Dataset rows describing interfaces

_ _ _ _

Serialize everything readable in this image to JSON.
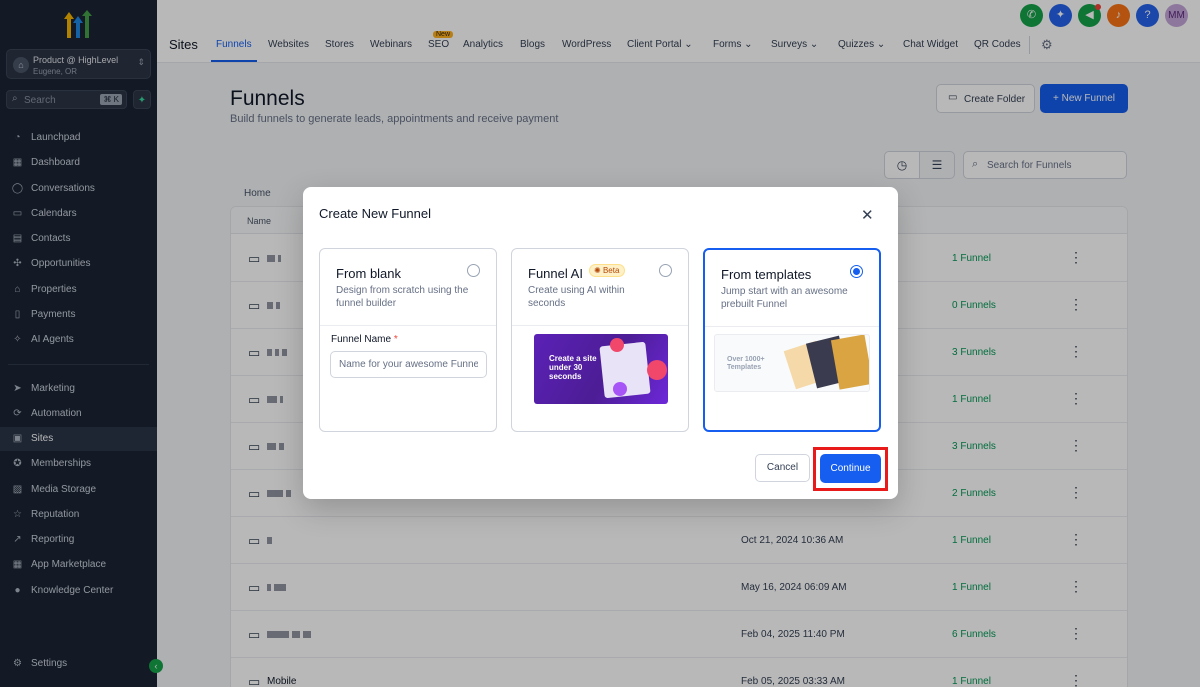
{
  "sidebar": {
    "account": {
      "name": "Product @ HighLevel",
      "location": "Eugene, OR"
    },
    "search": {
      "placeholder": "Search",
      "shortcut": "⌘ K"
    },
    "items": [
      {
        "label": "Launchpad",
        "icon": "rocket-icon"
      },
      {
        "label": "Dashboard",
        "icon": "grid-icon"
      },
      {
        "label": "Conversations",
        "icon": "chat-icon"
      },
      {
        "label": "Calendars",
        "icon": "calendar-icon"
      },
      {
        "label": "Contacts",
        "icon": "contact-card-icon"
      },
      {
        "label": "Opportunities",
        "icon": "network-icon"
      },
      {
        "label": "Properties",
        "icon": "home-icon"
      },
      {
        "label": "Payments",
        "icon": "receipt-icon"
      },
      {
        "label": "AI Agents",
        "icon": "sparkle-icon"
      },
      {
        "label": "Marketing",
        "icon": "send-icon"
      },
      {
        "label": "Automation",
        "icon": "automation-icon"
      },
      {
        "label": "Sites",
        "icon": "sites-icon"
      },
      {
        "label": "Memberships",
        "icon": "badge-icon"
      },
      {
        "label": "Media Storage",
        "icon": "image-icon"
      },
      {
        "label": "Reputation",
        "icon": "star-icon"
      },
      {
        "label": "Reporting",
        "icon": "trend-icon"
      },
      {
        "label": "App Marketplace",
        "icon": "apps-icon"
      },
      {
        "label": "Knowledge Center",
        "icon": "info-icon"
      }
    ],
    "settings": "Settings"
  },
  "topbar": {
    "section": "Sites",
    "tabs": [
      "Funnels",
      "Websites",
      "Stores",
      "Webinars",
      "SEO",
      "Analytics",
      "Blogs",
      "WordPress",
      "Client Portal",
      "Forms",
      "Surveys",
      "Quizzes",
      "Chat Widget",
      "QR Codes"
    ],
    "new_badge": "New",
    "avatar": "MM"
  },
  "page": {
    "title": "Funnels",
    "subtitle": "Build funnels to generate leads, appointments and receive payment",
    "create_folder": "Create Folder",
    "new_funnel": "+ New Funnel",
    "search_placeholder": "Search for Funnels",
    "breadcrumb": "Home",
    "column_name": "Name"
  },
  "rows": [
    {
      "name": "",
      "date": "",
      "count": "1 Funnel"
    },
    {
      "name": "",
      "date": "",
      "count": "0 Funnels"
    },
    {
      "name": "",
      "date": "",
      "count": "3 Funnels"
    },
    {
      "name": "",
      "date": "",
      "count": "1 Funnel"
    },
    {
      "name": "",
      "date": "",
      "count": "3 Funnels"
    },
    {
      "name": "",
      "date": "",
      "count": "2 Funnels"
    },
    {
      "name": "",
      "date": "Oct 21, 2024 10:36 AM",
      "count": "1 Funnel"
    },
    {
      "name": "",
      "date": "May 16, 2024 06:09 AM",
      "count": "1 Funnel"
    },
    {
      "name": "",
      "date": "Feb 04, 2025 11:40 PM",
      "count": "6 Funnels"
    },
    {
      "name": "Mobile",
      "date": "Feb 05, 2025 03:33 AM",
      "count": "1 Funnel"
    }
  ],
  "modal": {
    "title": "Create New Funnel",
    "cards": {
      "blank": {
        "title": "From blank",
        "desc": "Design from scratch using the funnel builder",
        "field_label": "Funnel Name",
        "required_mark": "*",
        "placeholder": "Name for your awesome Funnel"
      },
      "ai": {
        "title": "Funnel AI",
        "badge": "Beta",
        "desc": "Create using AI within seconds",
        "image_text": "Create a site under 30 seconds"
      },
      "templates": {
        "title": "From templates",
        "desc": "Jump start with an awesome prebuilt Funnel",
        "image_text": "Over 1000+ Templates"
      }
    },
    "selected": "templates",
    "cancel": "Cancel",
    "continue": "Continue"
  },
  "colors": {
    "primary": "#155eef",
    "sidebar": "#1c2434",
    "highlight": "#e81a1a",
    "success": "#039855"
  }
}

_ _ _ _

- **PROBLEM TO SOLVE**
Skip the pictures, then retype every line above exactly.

- **YOUR SOLUTION**
Serialize everything readable in this image to JSON.
{
  "sidebar": {
    "account": {
      "name": "Product @ HighLevel",
      "location": "Eugene, OR"
    },
    "search": {
      "placeholder": "Search",
      "shortcut": "⌘ K"
    },
    "items": [
      {
        "label": "Launchpad",
        "icon": "rocket-icon"
      },
      {
        "label": "Dashboard",
        "icon": "grid-icon"
      },
      {
        "label": "Conversations",
        "icon": "chat-icon"
      },
      {
        "label": "Calendars",
        "icon": "calendar-icon"
      },
      {
        "label": "Contacts",
        "icon": "contact-card-icon"
      },
      {
        "label": "Opportunities",
        "icon": "network-icon"
      },
      {
        "label": "Properties",
        "icon": "home-icon"
      },
      {
        "label": "Payments",
        "icon": "receipt-icon"
      },
      {
        "label": "AI Agents",
        "icon": "sparkle-icon"
      },
      {
        "label": "Marketing",
        "icon": "send-icon"
      },
      {
        "label": "Automation",
        "icon": "automation-icon"
      },
      {
        "label": "Sites",
        "icon": "sites-icon"
      },
      {
        "label": "Memberships",
        "icon": "badge-icon"
      },
      {
        "label": "Media Storage",
        "icon": "image-icon"
      },
      {
        "label": "Reputation",
        "icon": "star-icon"
      },
      {
        "label": "Reporting",
        "icon": "trend-icon"
      },
      {
        "label": "App Marketplace",
        "icon": "apps-icon"
      },
      {
        "label": "Knowledge Center",
        "icon": "info-icon"
      }
    ],
    "settings": "Settings"
  },
  "topbar": {
    "section": "Sites",
    "tabs": [
      "Funnels",
      "Websites",
      "Stores",
      "Webinars",
      "SEO",
      "Analytics",
      "Blogs",
      "WordPress",
      "Client Portal",
      "Forms",
      "Surveys",
      "Quizzes",
      "Chat Widget",
      "QR Codes"
    ],
    "new_badge": "New",
    "avatar": "MM"
  },
  "page": {
    "title": "Funnels",
    "subtitle": "Build funnels to generate leads, appointments and receive payment",
    "create_folder": "Create Folder",
    "new_funnel": "+ New Funnel",
    "search_placeholder": "Search for Funnels",
    "breadcrumb": "Home",
    "column_name": "Name"
  },
  "rows": [
    {
      "name": "",
      "date": "",
      "count": "1 Funnel"
    },
    {
      "name": "",
      "date": "",
      "count": "0 Funnels"
    },
    {
      "name": "",
      "date": "",
      "count": "3 Funnels"
    },
    {
      "name": "",
      "date": "",
      "count": "1 Funnel"
    },
    {
      "name": "",
      "date": "",
      "count": "3 Funnels"
    },
    {
      "name": "",
      "date": "",
      "count": "2 Funnels"
    },
    {
      "name": "",
      "date": "Oct 21, 2024 10:36 AM",
      "count": "1 Funnel"
    },
    {
      "name": "",
      "date": "May 16, 2024 06:09 AM",
      "count": "1 Funnel"
    },
    {
      "name": "",
      "date": "Feb 04, 2025 11:40 PM",
      "count": "6 Funnels"
    },
    {
      "name": "Mobile",
      "date": "Feb 05, 2025 03:33 AM",
      "count": "1 Funnel"
    }
  ],
  "modal": {
    "title": "Create New Funnel",
    "cards": {
      "blank": {
        "title": "From blank",
        "desc": "Design from scratch using the funnel builder",
        "field_label": "Funnel Name",
        "required_mark": "*",
        "placeholder": "Name for your awesome Funnel"
      },
      "ai": {
        "title": "Funnel AI",
        "badge": "Beta",
        "desc": "Create using AI within seconds",
        "image_text": "Create a site under 30 seconds"
      },
      "templates": {
        "title": "From templates",
        "desc": "Jump start with an awesome prebuilt Funnel",
        "image_text": "Over 1000+ Templates"
      }
    },
    "selected": "templates",
    "cancel": "Cancel",
    "continue": "Continue"
  },
  "colors": {
    "primary": "#155eef",
    "sidebar": "#1c2434",
    "highlight": "#e81a1a",
    "success": "#039855"
  }
}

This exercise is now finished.